### [Work instructions]
Among the records, how many lines carry the string "Срок"? Give that number with nothing added.

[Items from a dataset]

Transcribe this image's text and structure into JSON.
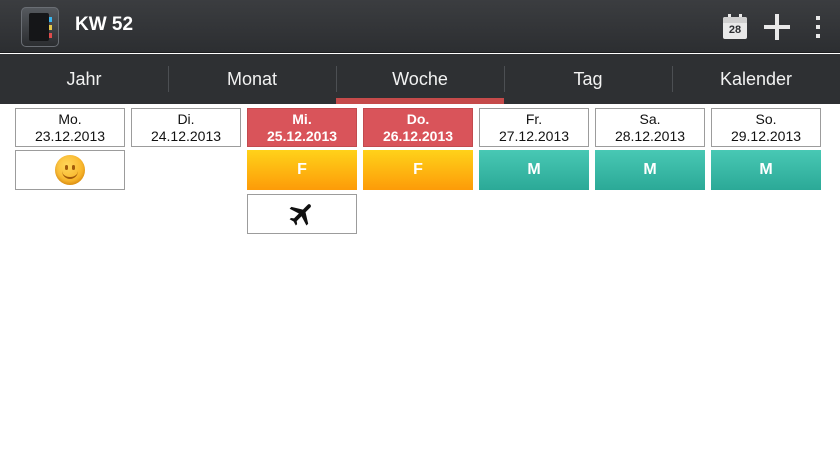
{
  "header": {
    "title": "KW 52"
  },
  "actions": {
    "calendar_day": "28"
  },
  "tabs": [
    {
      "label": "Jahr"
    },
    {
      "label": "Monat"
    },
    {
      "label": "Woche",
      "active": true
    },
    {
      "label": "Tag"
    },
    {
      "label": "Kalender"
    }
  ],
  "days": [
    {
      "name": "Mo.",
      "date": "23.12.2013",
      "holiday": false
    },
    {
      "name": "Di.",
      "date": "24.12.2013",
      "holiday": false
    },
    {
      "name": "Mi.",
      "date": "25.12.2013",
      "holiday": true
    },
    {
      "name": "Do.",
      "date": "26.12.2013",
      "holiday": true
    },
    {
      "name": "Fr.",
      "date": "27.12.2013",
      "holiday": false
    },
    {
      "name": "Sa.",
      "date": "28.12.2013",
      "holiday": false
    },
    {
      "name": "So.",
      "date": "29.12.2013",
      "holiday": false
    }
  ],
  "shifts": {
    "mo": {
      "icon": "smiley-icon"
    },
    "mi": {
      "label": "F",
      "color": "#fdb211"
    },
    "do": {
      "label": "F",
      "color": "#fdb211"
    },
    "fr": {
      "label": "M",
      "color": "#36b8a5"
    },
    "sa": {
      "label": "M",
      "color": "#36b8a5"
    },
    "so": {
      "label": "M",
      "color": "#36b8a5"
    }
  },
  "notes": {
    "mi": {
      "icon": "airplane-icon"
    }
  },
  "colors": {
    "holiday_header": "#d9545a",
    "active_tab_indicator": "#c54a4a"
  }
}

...

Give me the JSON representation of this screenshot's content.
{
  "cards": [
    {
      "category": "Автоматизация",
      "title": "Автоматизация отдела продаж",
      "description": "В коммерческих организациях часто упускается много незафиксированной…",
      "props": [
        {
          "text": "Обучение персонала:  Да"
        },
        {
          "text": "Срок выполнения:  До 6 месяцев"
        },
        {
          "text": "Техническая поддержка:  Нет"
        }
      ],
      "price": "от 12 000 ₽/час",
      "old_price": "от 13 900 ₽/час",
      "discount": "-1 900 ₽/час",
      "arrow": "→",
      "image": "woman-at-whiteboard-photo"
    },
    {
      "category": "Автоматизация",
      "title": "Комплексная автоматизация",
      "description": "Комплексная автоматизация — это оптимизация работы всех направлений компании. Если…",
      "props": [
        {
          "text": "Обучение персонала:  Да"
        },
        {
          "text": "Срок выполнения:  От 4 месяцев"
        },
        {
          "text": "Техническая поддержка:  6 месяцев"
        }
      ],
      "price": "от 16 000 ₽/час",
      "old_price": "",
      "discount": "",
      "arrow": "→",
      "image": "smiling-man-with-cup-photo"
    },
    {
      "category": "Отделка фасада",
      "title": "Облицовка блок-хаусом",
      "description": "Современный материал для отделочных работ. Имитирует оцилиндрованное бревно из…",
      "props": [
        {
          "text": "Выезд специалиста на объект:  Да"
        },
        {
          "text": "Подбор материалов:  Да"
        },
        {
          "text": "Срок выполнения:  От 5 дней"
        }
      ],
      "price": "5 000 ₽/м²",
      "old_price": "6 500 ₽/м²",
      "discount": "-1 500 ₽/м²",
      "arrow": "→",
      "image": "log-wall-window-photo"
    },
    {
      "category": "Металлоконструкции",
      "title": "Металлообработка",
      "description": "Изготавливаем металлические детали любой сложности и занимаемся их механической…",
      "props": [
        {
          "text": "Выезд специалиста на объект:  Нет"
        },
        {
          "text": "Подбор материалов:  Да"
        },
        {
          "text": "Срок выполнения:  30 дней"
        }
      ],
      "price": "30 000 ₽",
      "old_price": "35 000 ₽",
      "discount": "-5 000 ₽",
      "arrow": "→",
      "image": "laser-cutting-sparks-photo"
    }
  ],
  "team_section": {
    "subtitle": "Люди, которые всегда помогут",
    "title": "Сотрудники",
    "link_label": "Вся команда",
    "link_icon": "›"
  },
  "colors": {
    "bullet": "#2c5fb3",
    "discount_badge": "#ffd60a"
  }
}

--

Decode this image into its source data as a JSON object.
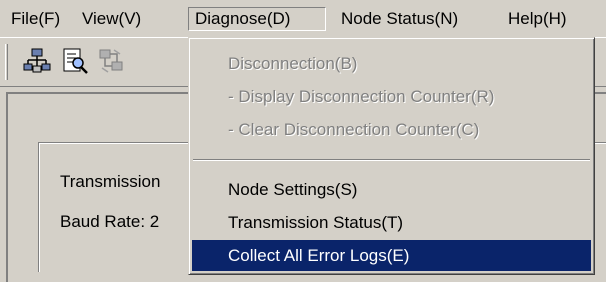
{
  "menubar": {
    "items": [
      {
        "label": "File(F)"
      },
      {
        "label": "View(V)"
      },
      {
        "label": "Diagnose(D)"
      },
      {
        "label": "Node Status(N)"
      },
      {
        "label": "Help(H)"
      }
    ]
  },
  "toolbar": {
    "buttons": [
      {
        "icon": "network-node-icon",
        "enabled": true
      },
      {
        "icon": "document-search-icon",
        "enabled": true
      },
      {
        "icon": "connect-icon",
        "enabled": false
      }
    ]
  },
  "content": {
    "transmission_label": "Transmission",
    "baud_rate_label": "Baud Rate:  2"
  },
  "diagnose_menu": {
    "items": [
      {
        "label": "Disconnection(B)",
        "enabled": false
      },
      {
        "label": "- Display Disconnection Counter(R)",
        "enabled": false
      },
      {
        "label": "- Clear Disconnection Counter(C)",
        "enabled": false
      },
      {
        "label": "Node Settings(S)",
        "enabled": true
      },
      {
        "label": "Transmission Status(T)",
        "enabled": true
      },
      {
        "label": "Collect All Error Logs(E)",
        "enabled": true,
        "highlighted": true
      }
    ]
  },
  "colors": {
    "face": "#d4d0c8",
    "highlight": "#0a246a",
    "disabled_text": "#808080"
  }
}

### [Task solution]
4